I never played little league. Baseball was never a presence in my life. My father was a hockey fan, my brother played football in high school, and when we played anything around the neighborhood involving bases, it tended to be kickball. Later I would be a hockey player, with some minor dabbling in basketball and soccer before giving up playing sports all together in high school. All through that time, baseball never had any kind of sway on me, except in movies like FIELD OF DREAMS. I found it boring and the clothing unpleasant, and I was just bad at the game.

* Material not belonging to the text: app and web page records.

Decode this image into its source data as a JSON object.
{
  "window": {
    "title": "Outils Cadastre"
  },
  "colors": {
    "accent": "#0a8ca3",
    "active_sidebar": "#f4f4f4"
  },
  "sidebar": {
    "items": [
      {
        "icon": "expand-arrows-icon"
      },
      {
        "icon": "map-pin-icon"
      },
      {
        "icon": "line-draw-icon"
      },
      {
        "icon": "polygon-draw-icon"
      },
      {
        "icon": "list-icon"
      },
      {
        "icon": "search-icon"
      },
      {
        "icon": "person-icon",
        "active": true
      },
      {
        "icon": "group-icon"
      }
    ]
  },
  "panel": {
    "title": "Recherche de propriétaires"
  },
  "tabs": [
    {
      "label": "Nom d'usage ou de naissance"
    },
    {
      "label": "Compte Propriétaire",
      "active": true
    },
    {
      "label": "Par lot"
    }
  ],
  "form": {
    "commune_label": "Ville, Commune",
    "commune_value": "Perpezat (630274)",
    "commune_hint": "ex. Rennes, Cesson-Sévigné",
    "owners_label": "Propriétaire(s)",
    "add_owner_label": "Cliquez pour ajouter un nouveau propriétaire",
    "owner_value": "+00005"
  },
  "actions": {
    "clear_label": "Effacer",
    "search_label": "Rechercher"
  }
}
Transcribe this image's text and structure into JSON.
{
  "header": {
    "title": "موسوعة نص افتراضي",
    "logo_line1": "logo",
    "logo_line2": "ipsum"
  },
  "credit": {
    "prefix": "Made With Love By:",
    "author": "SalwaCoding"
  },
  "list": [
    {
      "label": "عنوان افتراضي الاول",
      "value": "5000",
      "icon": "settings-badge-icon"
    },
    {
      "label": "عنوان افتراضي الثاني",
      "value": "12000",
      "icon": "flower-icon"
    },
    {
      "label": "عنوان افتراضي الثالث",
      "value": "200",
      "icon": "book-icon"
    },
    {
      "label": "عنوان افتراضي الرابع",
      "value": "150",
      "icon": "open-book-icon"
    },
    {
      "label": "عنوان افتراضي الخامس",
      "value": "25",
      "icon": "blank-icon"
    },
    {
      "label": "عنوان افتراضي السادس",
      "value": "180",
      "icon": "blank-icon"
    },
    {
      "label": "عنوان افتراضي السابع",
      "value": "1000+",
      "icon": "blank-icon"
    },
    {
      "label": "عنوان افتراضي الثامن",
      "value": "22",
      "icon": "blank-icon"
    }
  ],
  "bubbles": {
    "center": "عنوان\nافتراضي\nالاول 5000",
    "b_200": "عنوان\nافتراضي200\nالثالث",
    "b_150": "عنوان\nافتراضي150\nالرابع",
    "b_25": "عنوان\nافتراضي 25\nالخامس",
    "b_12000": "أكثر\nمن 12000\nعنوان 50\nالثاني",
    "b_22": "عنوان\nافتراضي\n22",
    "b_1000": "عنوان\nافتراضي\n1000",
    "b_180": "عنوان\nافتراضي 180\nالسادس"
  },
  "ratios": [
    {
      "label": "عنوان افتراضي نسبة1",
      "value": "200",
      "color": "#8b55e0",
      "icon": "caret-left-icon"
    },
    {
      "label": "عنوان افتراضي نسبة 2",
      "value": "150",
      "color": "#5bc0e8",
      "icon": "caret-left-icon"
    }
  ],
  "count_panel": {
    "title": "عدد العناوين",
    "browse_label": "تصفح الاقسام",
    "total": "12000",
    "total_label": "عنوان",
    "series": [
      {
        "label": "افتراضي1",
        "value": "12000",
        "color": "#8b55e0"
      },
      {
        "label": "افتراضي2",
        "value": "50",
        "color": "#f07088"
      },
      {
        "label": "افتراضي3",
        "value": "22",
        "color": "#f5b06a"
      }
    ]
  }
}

As I’ve gotten older, I have fashioned myself into a sports fan, learning to care about games that had previously seemed a waste of time to me. I’ve become obsessed with football, gotten back into hockey, given basketball some attention, and even managed to drum up a little soccer interest (at least during the World Cup). However, I cannot make myself care about baseball. Watching a game is dull to me, and while I like the experience of attending a live game, I tend to get more excited about the hot dogs and pierogi races than the actual game.

Why can’t I make myself like “America’s Pastime?” Maybe it’s my politics.

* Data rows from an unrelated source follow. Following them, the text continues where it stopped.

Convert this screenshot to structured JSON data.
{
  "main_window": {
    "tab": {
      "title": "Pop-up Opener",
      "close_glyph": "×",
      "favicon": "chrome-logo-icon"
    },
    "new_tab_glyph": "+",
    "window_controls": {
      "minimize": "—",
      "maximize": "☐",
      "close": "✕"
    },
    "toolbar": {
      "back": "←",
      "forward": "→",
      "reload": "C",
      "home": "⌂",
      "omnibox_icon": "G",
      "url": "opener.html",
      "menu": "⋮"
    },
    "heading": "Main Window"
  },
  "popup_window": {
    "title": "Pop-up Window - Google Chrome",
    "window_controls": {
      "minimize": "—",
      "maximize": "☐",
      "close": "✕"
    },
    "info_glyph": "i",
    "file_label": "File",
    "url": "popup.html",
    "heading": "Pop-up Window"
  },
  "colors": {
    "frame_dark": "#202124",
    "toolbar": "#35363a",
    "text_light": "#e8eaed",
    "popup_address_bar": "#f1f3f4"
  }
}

I’ve recently been making my way through Ken Burns’ exhaustive 18-hour documentary BASEBALL. I may not like the game itself, but the history is fascinating, and the great thing about Burns’ films is that you can have them on while you’re doing other things. The documentary is rewarding (if laborious) from the perspective of history. Making my way through it I started to notice a pattern in the outlook of the game that bears a striking resemblance to a political party I have never quite been able to wrap my head around—the G.O.P. Maybe the constant presence of conservative writer George Will in Burns’ film influences this, but I could not help but notice that baseball is a lot like the Republican Party.

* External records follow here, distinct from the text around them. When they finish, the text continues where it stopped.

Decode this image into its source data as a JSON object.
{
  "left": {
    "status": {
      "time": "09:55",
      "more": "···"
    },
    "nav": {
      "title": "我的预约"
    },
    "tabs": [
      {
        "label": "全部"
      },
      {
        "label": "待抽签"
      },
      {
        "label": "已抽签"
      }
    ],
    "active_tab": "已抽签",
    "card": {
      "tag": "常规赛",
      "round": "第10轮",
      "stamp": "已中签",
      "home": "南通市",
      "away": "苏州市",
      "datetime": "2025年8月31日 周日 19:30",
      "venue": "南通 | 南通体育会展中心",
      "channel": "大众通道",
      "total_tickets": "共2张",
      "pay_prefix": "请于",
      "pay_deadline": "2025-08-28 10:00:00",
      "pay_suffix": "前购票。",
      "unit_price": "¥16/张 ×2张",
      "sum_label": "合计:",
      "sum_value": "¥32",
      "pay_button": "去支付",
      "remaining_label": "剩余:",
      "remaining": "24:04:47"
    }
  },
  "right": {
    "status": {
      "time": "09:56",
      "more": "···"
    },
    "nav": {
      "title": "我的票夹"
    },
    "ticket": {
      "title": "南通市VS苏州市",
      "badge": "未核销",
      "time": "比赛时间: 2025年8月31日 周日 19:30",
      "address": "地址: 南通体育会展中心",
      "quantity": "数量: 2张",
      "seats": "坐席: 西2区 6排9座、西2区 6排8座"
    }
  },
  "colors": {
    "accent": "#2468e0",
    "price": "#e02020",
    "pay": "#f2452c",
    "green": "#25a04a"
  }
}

Let’s look at some parallels. Baseball declares itself “America’s Pastime,” even though it does not draw nearly the fan interest of football, a sport that is every bit as American as baseball. Republican candidates (I’m thinking the Palin-types) make a big showing of patriotism and often reference “Real Americans,” even though this excludes a number of ethnically, socially, economically, and religiously (or irreligiously) diverse United States Citizens.

Baseball fans also hearken back to a kind of idyllic past of simpler, more innocent times—a picture that seems to resemble 1950s America. Republicans have likewise been hearkening to a more innocent country ever since Reagan’s “Morning In America” ads.

Of course this romanticized past never really existed. The 50s was a great time for some people, but if you were not white and male, you’re much happier to be living in today’s America. Baseball also was never that innocent. In the early days, one of the game’s biggest stars Ty Cobb was a dirty racist asshole (meant metaphorically, though he might have had one as well, with hygiene being what it was in the 1900s), purposely trying to slash other players with his spikes. A team deliberately lost a professional championship to make money on the bet. Black players were excluded from the game for decades, and when Jackie Robinson finally broke that barrier he was abused and threatened for years. When exactly was this more innocent time in the sport of baseball?

In the modern era, Major League Baseball is the only one of the major team sports that does not have a hard salary cap limiting the amount teams are allowed to spend on players. There is kind of a free market approach to the league, which allows for larger market teams to consistently secure the best players and ensures smaller and less popular teams have even less chance of improving and securing a playoff berth. Granted, the Republican outlook would probably frown upon the “luxury tax” MLB charges to teams that spend the most every year, but certainly the sport would have greater acceptance for free marketers than the socialistic approaches of the NFL, NHL, or NBA.

There are more parallels to be drawn between the G.O.P. and baseball, but most of them feel like snarky cheap shots about hypocritically espousing values (like marital faithfulness or fair gamesmanship) while doing the opposite in secret (maintaining extramarital affairs or taking human growth hormone to improve batting strength). Besides, hypocrisy is far from being limited to Republicans or the sport of baseball.

I’m obviously not a Republican. As with baseball, there was no Republican influence in my home growing up, with a hippie mother (or anti-war activist as she would prefer, since she thinks “hippie” implies laziness) and a unionized father. Getting older and more educated (and theoretically wiser), I have felt no draw to the right wing of politics, just as I have felt no draw toward baseball. Both things are capable of great good. Baseball makes great fodder for some of the best sports movies ever made. Republicans can make great business people and high school principals. I can respect and even appreciate both, but I will probably never be rooting for either of them.